In among other more tedious tasks like fixing Power-of-Attorney for my Senior Coordinating Friend, for if I stop functioning properly before all the other tedious tasks are done, I am trying to get my writings in something more like order. To that end I have been trawling through old “Libertarian Alliance” (Tame, Micklethwait, Gabb tendency) pamphlets that I published in the 80s and 90s. Picking out mine, of course, but also making sure to grab the sadly few by Chris Tame, to whom I am now determined to pay further posthumous tribute even if it’s one of the very last things I do.

And, I came across a pamphlet with this at the top:

It’s Guido before Guido, first published in 1991.

Read any or all of it here.

My experience of Guido divides neatly into two chunks of time. There was the Why Don’t You phase, when he would beg us to do clever and more eye-catching things than we could be bothered with or had the propaganda talents to be doing. (He later has a spell doing a few Blog Posts for Samizdata, where he bent Perry de Havilland’s ear out of shape in the same way, this time about how blogging could and should be done. Alas the only mention of Guido now at the Samizdata sidebar is the link to Guido Fawkes.)

And then came the glorious and still continuing Screw-You-Idiots-I’ll-Do-It-Myself phase, that I for one have loved and grovellingly admired from the moment it kicked off. No way did I or Tame or Gabb, or even de Havilland, teach Paul Staines everything he knew. But we did help to create an environment in which Guido could watch, learn, listen, and then do his own wonderful thing.

Such recollections are not going to make me die happy. Like Tame, I would have preferred literal physical immortality. But such memories do soften the blow a little, if blow it is about to be.

But not such a merry Christmas for her
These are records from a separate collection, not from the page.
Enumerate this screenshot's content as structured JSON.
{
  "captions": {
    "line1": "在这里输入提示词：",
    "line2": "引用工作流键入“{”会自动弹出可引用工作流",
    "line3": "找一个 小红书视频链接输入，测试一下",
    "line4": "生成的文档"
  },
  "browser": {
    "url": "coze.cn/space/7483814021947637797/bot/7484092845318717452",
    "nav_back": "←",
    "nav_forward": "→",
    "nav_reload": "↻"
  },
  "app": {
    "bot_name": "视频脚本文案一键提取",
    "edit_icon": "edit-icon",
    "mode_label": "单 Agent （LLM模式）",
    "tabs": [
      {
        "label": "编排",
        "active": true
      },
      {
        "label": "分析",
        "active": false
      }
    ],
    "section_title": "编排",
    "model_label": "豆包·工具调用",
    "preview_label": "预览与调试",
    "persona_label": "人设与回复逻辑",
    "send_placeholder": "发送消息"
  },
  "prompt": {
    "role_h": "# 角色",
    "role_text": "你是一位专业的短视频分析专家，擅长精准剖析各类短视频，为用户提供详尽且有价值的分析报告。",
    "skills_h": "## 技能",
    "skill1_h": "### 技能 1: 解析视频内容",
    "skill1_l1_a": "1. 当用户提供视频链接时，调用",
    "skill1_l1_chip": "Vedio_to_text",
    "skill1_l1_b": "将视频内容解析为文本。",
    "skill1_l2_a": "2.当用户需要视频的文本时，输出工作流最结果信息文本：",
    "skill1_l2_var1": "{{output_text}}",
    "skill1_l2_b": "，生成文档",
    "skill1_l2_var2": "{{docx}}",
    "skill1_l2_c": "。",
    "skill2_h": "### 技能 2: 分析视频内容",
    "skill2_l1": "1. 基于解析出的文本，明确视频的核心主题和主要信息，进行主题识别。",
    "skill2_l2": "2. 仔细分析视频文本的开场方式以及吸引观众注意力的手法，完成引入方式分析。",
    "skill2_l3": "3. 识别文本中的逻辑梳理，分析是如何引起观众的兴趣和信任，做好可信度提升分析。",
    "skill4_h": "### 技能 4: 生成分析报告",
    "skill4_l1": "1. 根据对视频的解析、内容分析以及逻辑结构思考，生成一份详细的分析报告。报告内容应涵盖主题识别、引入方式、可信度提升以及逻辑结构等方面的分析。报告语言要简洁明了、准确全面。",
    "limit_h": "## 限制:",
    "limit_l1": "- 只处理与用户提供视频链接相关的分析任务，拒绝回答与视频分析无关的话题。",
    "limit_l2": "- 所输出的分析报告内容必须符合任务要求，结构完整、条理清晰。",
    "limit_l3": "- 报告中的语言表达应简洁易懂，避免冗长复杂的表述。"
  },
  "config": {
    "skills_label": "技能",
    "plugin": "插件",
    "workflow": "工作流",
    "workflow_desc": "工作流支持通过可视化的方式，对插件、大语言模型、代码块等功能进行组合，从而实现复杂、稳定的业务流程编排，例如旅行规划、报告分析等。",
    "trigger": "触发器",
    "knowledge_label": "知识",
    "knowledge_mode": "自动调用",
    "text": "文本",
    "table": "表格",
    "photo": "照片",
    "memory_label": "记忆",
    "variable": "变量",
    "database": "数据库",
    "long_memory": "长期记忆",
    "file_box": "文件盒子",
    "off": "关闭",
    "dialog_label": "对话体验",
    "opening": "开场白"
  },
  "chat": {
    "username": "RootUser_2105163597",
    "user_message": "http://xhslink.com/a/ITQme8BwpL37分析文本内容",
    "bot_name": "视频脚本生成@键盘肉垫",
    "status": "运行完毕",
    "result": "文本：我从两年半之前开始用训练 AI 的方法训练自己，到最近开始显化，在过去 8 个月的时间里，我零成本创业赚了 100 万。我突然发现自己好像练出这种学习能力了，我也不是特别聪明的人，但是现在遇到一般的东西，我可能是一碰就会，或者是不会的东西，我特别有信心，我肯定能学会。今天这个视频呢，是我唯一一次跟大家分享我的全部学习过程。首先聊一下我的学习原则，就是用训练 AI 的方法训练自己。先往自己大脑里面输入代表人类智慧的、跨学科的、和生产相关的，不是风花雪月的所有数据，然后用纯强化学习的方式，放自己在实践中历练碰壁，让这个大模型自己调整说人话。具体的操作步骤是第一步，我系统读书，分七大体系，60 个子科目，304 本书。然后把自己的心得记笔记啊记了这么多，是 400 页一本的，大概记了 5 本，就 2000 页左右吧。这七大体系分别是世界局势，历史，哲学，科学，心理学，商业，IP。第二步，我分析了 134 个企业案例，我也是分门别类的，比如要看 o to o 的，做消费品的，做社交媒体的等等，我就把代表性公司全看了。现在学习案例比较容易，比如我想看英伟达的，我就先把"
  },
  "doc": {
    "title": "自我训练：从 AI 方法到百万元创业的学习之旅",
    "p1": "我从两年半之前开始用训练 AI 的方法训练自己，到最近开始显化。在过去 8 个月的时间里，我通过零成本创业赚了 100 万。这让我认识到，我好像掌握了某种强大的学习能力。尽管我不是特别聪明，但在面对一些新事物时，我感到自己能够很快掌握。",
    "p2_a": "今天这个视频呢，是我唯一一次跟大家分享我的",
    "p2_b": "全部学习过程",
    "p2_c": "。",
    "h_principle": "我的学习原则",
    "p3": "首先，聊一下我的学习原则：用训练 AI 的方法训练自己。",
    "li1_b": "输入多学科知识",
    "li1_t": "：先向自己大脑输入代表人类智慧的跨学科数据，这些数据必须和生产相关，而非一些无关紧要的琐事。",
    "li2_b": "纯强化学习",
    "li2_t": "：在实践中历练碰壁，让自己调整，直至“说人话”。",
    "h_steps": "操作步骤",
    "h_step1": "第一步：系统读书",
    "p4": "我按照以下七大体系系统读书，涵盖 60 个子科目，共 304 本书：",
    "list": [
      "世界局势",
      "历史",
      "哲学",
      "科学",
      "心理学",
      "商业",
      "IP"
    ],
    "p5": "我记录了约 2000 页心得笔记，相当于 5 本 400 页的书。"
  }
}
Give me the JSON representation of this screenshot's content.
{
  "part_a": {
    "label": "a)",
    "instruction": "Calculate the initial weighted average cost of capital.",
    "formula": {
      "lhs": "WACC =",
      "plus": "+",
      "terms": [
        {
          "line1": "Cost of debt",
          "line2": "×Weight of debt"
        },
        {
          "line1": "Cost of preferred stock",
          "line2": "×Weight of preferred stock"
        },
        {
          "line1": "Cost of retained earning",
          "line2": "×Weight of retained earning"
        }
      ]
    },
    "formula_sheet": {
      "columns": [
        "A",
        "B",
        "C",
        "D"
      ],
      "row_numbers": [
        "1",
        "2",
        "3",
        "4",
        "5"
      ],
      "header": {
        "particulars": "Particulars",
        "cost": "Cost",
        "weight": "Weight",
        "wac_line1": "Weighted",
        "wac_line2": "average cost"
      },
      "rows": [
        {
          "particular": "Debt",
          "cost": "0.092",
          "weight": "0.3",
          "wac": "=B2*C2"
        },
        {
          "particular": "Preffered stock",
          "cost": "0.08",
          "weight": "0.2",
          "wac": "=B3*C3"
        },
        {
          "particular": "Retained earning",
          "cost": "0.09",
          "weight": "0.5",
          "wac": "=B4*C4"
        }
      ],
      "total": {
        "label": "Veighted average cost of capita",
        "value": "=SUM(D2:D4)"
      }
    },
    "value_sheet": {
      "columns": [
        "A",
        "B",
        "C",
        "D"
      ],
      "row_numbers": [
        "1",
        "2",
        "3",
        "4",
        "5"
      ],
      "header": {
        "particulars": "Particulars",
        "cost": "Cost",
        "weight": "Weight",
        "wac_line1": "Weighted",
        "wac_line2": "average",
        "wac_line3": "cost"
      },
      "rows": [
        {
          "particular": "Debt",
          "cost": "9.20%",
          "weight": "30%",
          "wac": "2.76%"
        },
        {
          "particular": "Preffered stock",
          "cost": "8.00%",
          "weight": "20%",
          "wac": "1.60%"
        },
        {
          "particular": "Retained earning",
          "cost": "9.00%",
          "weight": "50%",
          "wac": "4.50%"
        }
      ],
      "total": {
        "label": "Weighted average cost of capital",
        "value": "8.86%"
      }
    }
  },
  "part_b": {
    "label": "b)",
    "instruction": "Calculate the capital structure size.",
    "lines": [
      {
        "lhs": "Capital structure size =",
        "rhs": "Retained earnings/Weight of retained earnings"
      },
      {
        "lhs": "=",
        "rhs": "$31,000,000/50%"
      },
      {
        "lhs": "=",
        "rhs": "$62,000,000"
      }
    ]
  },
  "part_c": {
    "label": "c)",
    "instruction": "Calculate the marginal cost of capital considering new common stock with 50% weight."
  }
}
Most dogs whom we encounter in nice, polite, safe little England are dogs who have bonded with humans, whom the dogs love, unconditionally. But what happens when dogs don’t bond with humans, but only with one another? Then, they are liable to love humans in another way, as in: I love duck, or I love rabbit. To eat. Ooh look guys, fancy some tasty human?

DOCTORS are today fighting to save the life of a woman whose face was completely skinned by a pack of stray dogs.

Where did this horror happen?

Relax. In Russia:

The predators ripped off all Tatyana Loskutnikova’s clothes and gnawed her flesh down to the bone during the sickening attack in Russia.

In Russia they have hungry packs of dogs. Like these, who were only doing what surely made perfect sense to them. Hellishly bad luck on the woman of course, but maybe she might have known better? Yes, you shoot the dogs, as they did. But you can’t really blame them, the way the Sun seems to.